[Provided information Boundary: Start]

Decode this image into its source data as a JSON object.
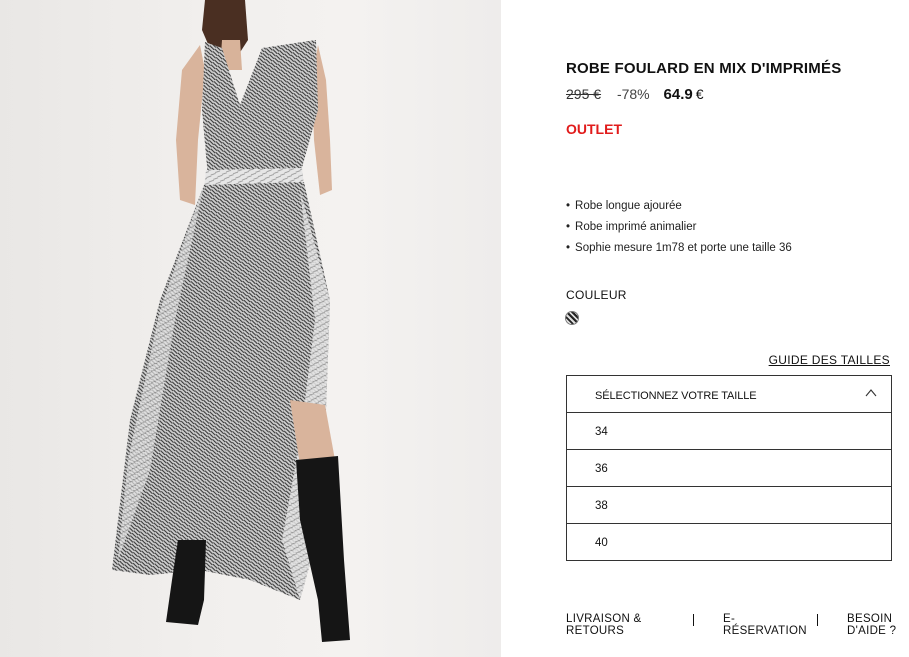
{
  "product": {
    "title": "ROBE FOULARD EN MIX D'IMPRIMÉS",
    "price_old": "295 €",
    "discount": "-78%",
    "price_new": "64.9",
    "currency": "€",
    "tag": "OUTLET",
    "tag_color": "#e11b1b",
    "bullets": [
      "Robe longue ajourée",
      "Robe imprimé animalier",
      "Sophie mesure 1m78 et porte une taille 36"
    ],
    "color_label": "COULEUR",
    "color_swatch_icon": "animal-print-swatch"
  },
  "size": {
    "guide_link": "GUIDE DES TAILLES",
    "select_label": "SÉLECTIONNEZ VOTRE TAILLE",
    "options": [
      "34",
      "36",
      "38",
      "40"
    ]
  },
  "footer": {
    "links": [
      {
        "line1": "LIVRAISON &",
        "line2": "RETOURS"
      },
      {
        "line1": "E-",
        "line2": "RÉSERVATION"
      },
      {
        "line1": "BESOIN",
        "line2": "D'AIDE ?"
      }
    ]
  }
}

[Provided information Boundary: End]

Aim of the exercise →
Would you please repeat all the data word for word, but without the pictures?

Task result →
Decode this image into its source data as a JSON object.
{
  "product": {
    "title": "ROBE FOULARD EN MIX D'IMPRIMÉS",
    "price_old": "295 €",
    "discount": "-78%",
    "price_new": "64.9",
    "currency": "€",
    "tag": "OUTLET",
    "tag_color": "#e11b1b",
    "bullets": [
      "Robe longue ajourée",
      "Robe imprimé animalier",
      "Sophie mesure 1m78 et porte une taille 36"
    ],
    "color_label": "COULEUR",
    "color_swatch_icon": "animal-print-swatch"
  },
  "size": {
    "guide_link": "GUIDE DES TAILLES",
    "select_label": "SÉLECTIONNEZ VOTRE TAILLE",
    "options": [
      "34",
      "36",
      "38",
      "40"
    ]
  },
  "footer": {
    "links": [
      {
        "line1": "LIVRAISON &",
        "line2": "RETOURS"
      },
      {
        "line1": "E-",
        "line2": "RÉSERVATION"
      },
      {
        "line1": "BESOIN",
        "line2": "D'AIDE ?"
      }
    ]
  }
}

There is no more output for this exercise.